Over the course of a year, I developed small prototypes for the museum which were then used with small test groups comprising of people from different demographics. During this time, the museum won the East Midlands Heritage Award 2015 in the Innovation category.
I spent my time with the museum exploring mixed reality games, which comprise of exploration of the real world through interactions with a device. I used the Android SDK/Eclipse bundle to create mobile applications that served information about museum exhibits.
The initial test run of the application started during the 2013 Performance in Games workshop, where the museum offered access. After a short game jam-like period of five days, the application had a test run with around fifteen people, tasked to solve a series of short clues on their devices, which led to exhibits with NFC tags. These tags can be "scanned" by a compatible phone, allowing the device to see the player progressing with their challenges.
Later prototypes used bluetooth beacons (iBeacons), standalone battery powered devices which allow - within a (large) margin of error - to detect the proximity of a bluetooth-enabled device to a beacon.

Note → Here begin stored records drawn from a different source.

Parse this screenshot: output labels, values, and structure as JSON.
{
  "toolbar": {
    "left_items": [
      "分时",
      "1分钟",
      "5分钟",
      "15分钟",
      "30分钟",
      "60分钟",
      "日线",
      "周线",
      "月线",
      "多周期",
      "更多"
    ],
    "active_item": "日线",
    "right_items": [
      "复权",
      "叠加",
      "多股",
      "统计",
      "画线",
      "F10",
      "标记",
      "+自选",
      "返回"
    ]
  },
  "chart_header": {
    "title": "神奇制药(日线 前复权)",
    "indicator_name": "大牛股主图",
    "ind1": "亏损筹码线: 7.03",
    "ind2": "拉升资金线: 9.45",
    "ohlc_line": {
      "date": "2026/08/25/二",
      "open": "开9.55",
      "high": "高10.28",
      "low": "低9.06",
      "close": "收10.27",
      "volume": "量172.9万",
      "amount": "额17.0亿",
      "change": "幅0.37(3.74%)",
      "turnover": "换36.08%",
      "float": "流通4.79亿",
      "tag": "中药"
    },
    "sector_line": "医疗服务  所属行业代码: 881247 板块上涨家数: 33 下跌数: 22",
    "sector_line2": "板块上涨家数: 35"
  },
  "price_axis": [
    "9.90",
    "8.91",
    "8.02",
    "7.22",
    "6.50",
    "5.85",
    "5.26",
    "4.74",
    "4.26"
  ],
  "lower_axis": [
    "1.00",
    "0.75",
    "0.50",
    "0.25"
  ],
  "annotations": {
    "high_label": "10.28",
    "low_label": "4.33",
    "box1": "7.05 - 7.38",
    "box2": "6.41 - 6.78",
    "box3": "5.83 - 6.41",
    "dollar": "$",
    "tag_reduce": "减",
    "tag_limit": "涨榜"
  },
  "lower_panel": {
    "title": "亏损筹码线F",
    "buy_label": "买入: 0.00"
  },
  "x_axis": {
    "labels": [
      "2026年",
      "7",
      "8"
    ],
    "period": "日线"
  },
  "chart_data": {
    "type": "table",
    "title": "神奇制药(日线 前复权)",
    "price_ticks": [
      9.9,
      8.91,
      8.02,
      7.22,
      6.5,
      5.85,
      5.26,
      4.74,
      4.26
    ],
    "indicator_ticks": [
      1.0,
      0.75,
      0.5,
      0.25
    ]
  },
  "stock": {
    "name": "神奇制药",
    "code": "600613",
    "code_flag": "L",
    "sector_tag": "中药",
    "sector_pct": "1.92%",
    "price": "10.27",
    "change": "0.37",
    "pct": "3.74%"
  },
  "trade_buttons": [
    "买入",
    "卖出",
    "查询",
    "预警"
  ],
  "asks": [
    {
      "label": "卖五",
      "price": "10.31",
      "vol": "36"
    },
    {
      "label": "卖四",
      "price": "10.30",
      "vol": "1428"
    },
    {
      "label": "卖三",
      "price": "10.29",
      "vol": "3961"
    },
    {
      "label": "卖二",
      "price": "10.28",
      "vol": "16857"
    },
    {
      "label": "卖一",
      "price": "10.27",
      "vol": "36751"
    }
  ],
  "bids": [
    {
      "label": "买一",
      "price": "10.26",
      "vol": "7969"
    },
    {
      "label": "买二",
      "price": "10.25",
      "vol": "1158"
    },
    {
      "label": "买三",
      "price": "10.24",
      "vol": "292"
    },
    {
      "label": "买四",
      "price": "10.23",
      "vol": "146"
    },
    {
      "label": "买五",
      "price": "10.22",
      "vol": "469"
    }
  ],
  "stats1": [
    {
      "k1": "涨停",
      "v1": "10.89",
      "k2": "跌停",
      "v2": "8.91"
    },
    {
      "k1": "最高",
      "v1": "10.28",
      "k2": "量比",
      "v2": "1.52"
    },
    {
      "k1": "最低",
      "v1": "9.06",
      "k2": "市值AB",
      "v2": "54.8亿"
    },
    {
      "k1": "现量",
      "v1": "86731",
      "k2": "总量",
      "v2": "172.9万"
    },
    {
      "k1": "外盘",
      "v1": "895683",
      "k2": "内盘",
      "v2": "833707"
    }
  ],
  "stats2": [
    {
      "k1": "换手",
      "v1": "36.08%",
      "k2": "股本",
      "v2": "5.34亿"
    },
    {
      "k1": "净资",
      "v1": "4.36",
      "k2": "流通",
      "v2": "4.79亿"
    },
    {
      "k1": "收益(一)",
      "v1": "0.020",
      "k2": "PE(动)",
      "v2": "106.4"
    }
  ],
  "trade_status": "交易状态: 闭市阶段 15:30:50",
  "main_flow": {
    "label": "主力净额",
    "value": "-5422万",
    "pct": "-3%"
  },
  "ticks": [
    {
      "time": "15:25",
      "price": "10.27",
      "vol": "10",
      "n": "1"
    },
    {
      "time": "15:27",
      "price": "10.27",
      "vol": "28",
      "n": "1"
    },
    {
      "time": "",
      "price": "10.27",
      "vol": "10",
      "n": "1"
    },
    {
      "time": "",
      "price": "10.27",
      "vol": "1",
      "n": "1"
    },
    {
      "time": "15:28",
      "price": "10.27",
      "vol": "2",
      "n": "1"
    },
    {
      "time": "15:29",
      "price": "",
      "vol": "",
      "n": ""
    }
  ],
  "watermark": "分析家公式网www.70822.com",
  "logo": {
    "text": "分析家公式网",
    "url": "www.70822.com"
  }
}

Replacing NFC tags with beacons allowed for an experience that didn't visibly on physically intrude on museum exhibits, since the beacons could be hidden out of sight with ease.
Though the application saw no consumer release within the museum, it was an invaluable experience to be able to work with museum staff to develop a product and to get feedback from real players.